Try it
Your response should consist solely of the records, written out exactly.

Supplied data Start Marker

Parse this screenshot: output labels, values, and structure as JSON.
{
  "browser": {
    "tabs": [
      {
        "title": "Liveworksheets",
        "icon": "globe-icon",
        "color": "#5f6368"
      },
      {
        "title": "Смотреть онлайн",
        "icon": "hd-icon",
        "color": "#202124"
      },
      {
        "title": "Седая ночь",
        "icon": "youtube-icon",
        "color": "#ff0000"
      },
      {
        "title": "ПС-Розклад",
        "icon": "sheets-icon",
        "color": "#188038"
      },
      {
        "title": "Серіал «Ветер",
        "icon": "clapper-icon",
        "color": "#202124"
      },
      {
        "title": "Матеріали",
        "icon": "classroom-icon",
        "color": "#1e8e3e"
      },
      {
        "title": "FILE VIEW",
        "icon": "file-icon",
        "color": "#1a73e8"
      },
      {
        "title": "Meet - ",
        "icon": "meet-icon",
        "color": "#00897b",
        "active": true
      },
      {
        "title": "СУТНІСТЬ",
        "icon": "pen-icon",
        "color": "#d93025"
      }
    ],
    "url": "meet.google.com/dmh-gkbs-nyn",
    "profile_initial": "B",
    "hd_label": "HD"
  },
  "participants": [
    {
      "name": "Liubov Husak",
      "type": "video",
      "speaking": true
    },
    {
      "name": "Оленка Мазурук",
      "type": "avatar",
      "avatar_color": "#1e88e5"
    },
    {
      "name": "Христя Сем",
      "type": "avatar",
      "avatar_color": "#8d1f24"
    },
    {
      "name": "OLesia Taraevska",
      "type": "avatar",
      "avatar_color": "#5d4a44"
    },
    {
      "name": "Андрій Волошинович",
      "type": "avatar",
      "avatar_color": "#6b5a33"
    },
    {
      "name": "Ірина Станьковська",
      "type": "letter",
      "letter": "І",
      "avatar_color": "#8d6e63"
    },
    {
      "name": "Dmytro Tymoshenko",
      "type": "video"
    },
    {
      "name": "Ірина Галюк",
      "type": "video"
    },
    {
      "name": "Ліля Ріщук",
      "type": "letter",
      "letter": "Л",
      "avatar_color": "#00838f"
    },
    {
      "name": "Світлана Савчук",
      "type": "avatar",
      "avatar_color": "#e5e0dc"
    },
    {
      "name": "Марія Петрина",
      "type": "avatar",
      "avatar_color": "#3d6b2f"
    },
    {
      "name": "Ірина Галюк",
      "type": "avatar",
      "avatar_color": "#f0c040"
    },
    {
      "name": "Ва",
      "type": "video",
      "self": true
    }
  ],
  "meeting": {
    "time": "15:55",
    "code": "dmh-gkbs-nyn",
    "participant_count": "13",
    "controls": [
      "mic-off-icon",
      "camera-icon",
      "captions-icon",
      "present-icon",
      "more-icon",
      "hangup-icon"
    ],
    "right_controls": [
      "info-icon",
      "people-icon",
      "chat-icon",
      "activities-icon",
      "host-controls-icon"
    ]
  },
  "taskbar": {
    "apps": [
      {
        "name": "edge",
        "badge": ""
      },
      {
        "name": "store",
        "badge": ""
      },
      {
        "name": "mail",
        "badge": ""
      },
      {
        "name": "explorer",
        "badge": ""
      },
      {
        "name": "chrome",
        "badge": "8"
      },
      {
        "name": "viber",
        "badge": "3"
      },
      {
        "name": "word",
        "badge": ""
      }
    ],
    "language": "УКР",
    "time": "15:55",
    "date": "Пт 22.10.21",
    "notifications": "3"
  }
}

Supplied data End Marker

Task output
Parse this screenshot: output labels, values, and structure as JSON.
{
  "browser": {
    "tabs": [
      {
        "title": "Liveworksheets",
        "icon": "globe-icon",
        "color": "#5f6368"
      },
      {
        "title": "Смотреть онлайн",
        "icon": "hd-icon",
        "color": "#202124"
      },
      {
        "title": "Седая ночь",
        "icon": "youtube-icon",
        "color": "#ff0000"
      },
      {
        "title": "ПС-Розклад",
        "icon": "sheets-icon",
        "color": "#188038"
      },
      {
        "title": "Серіал «Ветер",
        "icon": "clapper-icon",
        "color": "#202124"
      },
      {
        "title": "Матеріали",
        "icon": "classroom-icon",
        "color": "#1e8e3e"
      },
      {
        "title": "FILE VIEW",
        "icon": "file-icon",
        "color": "#1a73e8"
      },
      {
        "title": "Meet - ",
        "icon": "meet-icon",
        "color": "#00897b",
        "active": true
      },
      {
        "title": "СУТНІСТЬ",
        "icon": "pen-icon",
        "color": "#d93025"
      }
    ],
    "url": "meet.google.com/dmh-gkbs-nyn",
    "profile_initial": "B",
    "hd_label": "HD"
  },
  "participants": [
    {
      "name": "Liubov Husak",
      "type": "video",
      "speaking": true
    },
    {
      "name": "Оленка Мазурук",
      "type": "avatar",
      "avatar_color": "#1e88e5"
    },
    {
      "name": "Христя Сем",
      "type": "avatar",
      "avatar_color": "#8d1f24"
    },
    {
      "name": "OLesia Taraevska",
      "type": "avatar",
      "avatar_color": "#5d4a44"
    },
    {
      "name": "Андрій Волошинович",
      "type": "avatar",
      "avatar_color": "#6b5a33"
    },
    {
      "name": "Ірина Станьковська",
      "type": "letter",
      "letter": "І",
      "avatar_color": "#8d6e63"
    },
    {
      "name": "Dmytro Tymoshenko",
      "type": "video"
    },
    {
      "name": "Ірина Галюк",
      "type": "video"
    },
    {
      "name": "Ліля Ріщук",
      "type": "letter",
      "letter": "Л",
      "avatar_color": "#00838f"
    },
    {
      "name": "Світлана Савчук",
      "type": "avatar",
      "avatar_color": "#e5e0dc"
    },
    {
      "name": "Марія Петрина",
      "type": "avatar",
      "avatar_color": "#3d6b2f"
    },
    {
      "name": "Ірина Галюк",
      "type": "avatar",
      "avatar_color": "#f0c040"
    },
    {
      "name": "Ва",
      "type": "video",
      "self": true
    }
  ],
  "meeting": {
    "time": "15:55",
    "code": "dmh-gkbs-nyn",
    "participant_count": "13",
    "controls": [
      "mic-off-icon",
      "camera-icon",
      "captions-icon",
      "present-icon",
      "more-icon",
      "hangup-icon"
    ],
    "right_controls": [
      "info-icon",
      "people-icon",
      "chat-icon",
      "activities-icon",
      "host-controls-icon"
    ]
  },
  "taskbar": {
    "apps": [
      {
        "name": "edge",
        "badge": ""
      },
      {
        "name": "store",
        "badge": ""
      },
      {
        "name": "mail",
        "badge": ""
      },
      {
        "name": "explorer",
        "badge": ""
      },
      {
        "name": "chrome",
        "badge": "8"
      },
      {
        "name": "viber",
        "badge": "3"
      },
      {
        "name": "word",
        "badge": ""
      }
    ],
    "language": "УКР",
    "time": "15:55",
    "date": "Пт 22.10.21",
    "notifications": "3"
  }
}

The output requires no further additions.